I haven’t. I’ve never seen a phenomenon I can’t explain. I have two people I know and trust, my drummer and bass player, and it was on the way home from a gig, and they saw the orbs.
Where was that?
Out in northwest Texas, coming back from Midland. I know these guys like brothers. These four orbs trace out, come across and get even with the road. I’ve seen some of the videos of the orbs and that’s what they were seeing everywhere. The conspiracy theories say they’re Skunk Works [the U.S.’s experimental aircraft program].
Concept albums are often two-hour or more commitments, but you’ve managed to condense this story into a tight 41 minutes.
That was part of the goal, like Red Headed Stranger. Once I got rolling on it, I put on [the Willie Nelson albums] Red Headed Stranger and Tougher Than Leather. I know those both fit on one disc.

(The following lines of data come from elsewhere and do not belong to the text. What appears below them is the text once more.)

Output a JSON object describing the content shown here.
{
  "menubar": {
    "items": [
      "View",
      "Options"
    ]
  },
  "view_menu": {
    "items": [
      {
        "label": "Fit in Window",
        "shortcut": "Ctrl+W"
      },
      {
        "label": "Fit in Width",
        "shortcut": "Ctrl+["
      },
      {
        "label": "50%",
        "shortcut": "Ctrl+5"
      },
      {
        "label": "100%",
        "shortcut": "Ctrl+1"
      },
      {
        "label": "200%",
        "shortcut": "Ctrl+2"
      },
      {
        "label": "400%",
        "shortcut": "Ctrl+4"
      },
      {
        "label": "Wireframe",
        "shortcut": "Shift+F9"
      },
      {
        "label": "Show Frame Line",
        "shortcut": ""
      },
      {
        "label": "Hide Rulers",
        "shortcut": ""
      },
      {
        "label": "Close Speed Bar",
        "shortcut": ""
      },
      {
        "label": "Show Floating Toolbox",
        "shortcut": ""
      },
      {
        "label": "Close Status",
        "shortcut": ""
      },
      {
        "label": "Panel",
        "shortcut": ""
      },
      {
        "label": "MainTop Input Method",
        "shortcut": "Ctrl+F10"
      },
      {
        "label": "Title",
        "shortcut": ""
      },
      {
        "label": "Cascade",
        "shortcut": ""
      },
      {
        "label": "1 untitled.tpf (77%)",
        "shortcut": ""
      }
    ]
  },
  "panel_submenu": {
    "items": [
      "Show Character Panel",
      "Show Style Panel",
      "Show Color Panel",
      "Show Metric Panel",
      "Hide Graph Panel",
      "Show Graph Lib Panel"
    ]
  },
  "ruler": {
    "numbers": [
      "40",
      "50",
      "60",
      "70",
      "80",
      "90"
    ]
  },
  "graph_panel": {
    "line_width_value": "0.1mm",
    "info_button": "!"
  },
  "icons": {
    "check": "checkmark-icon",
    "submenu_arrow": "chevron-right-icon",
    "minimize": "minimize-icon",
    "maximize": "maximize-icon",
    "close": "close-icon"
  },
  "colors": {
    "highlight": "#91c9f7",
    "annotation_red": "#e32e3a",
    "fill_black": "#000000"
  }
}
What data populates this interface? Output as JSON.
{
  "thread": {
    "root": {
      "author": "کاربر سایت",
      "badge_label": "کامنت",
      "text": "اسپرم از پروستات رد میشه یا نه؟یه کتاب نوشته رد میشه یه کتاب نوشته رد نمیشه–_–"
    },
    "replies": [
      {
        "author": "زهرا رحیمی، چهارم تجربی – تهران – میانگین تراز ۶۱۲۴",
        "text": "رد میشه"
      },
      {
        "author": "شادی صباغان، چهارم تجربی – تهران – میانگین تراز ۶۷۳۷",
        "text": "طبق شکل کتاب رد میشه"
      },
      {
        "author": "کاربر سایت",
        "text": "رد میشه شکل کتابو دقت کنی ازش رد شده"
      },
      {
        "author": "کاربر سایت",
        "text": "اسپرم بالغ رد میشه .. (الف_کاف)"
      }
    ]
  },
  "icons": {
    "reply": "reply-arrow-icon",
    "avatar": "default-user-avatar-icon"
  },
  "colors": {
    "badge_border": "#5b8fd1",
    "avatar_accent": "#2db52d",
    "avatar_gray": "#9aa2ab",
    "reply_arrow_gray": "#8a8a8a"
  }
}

Queensryche’s Operation: Mindcrime was another. What were some more you looked to?
That’s a good concept album. The White Mansions stuff with Eric Clapton and Waylon. The Confederate Tales with Levon [Helm], Johnny Cash, Charlie Daniels, Albert Lee. And [West Texas musician] Terry Allen. Shooter Jennings’ concept [album], Black Ribbons.
Beginning with the track “Transmission Out,” through “Transmission In” and into the song “Future,” the LP plays like one continuous sequence, the way a Pink Floyd album might.
It’s the same riff [in those songs]. It goes from acoustic guitars and Dobro to electric guitar. And if you watch, the beat straightens out. It goes from a swing to a modern-rock beat. We change drum kits. And that’s when you flip the album and [the protagonist] lands in the future. If I sat here and gave you every Easter egg, every word, there’s a lot. I don’t know if that’s pretentious, but we went for it.
I think it shows you really care about it.
We do. People’s perception of what they hear is funny to me. When I was done with this record, I remember thinking, “I don’t care if people like it or not, because I know it’s good.” I don’t feel that way after every album. But with this, it’s like, if you don’t get it, sorry.
From Rolling Stone US